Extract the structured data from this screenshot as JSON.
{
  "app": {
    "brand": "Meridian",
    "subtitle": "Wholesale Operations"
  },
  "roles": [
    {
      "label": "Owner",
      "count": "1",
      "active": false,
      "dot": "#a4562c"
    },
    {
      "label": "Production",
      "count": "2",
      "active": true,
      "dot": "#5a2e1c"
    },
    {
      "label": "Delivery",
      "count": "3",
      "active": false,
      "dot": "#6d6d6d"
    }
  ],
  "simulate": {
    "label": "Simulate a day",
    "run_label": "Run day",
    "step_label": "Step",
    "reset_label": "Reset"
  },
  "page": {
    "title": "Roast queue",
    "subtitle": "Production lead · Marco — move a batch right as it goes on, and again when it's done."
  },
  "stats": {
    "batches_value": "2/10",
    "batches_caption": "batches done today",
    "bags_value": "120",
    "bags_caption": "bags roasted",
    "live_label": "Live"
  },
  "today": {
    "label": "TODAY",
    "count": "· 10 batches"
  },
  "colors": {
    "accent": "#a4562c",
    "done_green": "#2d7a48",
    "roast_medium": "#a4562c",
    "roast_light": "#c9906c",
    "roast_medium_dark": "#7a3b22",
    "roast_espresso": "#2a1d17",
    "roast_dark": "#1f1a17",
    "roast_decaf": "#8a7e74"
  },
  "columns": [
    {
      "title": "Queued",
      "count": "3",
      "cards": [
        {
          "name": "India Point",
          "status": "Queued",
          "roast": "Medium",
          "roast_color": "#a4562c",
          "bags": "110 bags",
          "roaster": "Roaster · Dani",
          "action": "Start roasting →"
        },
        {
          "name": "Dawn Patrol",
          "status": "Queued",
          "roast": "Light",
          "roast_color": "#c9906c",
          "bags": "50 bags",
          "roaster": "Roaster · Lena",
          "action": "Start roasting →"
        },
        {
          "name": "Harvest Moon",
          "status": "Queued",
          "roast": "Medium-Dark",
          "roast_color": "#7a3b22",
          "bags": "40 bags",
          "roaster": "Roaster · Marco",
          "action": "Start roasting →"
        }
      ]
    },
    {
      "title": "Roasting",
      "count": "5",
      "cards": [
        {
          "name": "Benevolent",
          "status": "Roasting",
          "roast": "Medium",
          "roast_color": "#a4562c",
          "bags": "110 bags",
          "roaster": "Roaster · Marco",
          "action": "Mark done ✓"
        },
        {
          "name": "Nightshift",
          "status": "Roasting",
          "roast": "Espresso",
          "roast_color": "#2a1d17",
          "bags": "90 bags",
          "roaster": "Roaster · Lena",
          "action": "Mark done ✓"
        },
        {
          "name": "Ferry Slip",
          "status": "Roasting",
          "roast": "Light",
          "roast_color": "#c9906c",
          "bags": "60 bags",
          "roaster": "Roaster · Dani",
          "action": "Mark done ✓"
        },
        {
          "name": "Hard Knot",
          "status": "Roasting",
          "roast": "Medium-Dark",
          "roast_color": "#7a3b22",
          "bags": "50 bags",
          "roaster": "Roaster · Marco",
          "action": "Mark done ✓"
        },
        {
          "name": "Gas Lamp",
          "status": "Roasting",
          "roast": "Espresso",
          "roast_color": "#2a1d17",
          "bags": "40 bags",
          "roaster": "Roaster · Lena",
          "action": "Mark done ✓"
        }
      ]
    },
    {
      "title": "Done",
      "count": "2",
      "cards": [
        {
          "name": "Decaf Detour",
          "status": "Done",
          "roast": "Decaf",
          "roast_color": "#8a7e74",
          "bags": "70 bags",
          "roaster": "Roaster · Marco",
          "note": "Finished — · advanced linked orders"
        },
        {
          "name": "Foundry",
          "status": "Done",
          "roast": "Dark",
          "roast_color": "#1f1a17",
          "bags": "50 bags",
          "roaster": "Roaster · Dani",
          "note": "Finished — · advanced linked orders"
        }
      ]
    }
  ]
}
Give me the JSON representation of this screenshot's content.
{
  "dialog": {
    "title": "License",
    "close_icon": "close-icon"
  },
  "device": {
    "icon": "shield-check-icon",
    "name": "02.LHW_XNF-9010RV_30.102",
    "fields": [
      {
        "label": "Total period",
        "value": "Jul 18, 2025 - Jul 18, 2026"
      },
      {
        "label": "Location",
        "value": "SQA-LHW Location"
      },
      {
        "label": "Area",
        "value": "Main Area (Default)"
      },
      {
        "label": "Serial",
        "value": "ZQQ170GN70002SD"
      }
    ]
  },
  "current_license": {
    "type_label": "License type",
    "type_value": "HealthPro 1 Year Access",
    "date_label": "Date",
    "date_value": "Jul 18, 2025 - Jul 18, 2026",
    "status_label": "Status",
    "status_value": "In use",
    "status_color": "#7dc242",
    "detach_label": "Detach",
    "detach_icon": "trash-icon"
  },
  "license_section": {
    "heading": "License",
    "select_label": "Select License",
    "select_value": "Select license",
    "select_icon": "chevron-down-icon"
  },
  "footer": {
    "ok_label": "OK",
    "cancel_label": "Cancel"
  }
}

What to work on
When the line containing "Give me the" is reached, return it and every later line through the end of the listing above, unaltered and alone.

Exercise result
Give me the JSON representation of this screenshot's content.
{
  "dialog": {
    "title": "License",
    "close_icon": "close-icon"
  },
  "device": {
    "icon": "shield-check-icon",
    "name": "02.LHW_XNF-9010RV_30.102",
    "fields": [
      {
        "label": "Total period",
        "value": "Jul 18, 2025 - Jul 18, 2026"
      },
      {
        "label": "Location",
        "value": "SQA-LHW Location"
      },
      {
        "label": "Area",
        "value": "Main Area (Default)"
      },
      {
        "label": "Serial",
        "value": "ZQQ170GN70002SD"
      }
    ]
  },
  "current_license": {
    "type_label": "License type",
    "type_value": "HealthPro 1 Year Access",
    "date_label": "Date",
    "date_value": "Jul 18, 2025 - Jul 18, 2026",
    "status_label": "Status",
    "status_value": "In use",
    "status_color": "#7dc242",
    "detach_label": "Detach",
    "detach_icon": "trash-icon"
  },
  "license_section": {
    "heading": "License",
    "select_label": "Select License",
    "select_value": "Select license",
    "select_icon": "chevron-down-icon"
  },
  "footer": {
    "ok_label": "OK",
    "cancel_label": "Cancel"
  }
}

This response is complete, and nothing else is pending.